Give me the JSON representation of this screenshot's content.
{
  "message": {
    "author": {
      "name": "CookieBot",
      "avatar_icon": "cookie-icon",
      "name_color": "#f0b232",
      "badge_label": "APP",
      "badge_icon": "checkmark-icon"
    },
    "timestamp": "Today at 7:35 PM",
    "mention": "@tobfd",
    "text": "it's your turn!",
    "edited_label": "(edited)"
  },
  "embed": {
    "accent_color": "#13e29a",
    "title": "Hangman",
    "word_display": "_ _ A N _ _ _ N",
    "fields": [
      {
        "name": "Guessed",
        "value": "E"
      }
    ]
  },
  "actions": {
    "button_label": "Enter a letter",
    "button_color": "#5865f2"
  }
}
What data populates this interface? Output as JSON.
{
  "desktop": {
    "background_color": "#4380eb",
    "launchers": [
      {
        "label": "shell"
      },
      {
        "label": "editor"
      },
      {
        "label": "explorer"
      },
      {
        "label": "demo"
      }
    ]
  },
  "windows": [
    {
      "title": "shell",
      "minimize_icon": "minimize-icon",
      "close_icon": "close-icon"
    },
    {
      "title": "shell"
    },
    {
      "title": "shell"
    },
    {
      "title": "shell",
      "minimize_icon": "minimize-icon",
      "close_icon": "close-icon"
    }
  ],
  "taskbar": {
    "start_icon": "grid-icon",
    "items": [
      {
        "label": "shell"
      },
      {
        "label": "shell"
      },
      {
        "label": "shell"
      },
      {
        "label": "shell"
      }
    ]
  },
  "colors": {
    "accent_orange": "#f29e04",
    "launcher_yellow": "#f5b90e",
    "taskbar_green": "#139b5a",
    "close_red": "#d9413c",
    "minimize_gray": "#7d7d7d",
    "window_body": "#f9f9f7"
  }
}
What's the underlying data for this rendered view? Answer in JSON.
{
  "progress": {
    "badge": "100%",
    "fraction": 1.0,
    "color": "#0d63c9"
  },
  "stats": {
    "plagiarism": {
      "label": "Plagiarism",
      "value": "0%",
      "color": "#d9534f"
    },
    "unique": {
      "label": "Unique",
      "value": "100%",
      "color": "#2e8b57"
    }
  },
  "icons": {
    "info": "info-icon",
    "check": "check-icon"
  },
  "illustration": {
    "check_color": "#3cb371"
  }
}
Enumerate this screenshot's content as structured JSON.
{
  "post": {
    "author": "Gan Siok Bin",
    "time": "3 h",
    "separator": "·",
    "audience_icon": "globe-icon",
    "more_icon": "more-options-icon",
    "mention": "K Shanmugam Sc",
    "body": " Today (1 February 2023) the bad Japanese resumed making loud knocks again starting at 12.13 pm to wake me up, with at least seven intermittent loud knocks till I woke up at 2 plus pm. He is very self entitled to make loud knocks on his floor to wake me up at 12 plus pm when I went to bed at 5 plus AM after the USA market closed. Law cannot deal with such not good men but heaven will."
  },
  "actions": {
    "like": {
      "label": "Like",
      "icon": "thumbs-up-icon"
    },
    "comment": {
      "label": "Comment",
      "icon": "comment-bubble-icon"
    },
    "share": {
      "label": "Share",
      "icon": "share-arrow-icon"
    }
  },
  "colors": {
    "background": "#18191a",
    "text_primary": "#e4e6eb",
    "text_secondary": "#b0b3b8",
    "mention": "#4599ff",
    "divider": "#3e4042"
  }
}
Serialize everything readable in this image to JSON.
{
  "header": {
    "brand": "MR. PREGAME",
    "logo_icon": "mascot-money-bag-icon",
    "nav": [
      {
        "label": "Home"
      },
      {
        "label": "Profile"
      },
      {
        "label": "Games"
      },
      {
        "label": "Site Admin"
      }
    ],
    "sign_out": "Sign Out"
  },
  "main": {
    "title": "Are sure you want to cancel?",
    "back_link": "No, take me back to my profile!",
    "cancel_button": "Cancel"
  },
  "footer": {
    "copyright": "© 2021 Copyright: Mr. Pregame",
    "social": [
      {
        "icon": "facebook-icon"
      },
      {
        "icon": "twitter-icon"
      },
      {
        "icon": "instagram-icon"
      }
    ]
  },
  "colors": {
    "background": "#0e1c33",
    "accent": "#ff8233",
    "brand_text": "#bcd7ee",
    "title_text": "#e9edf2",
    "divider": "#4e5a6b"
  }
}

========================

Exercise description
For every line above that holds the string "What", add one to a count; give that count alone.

Answer to the exercise
2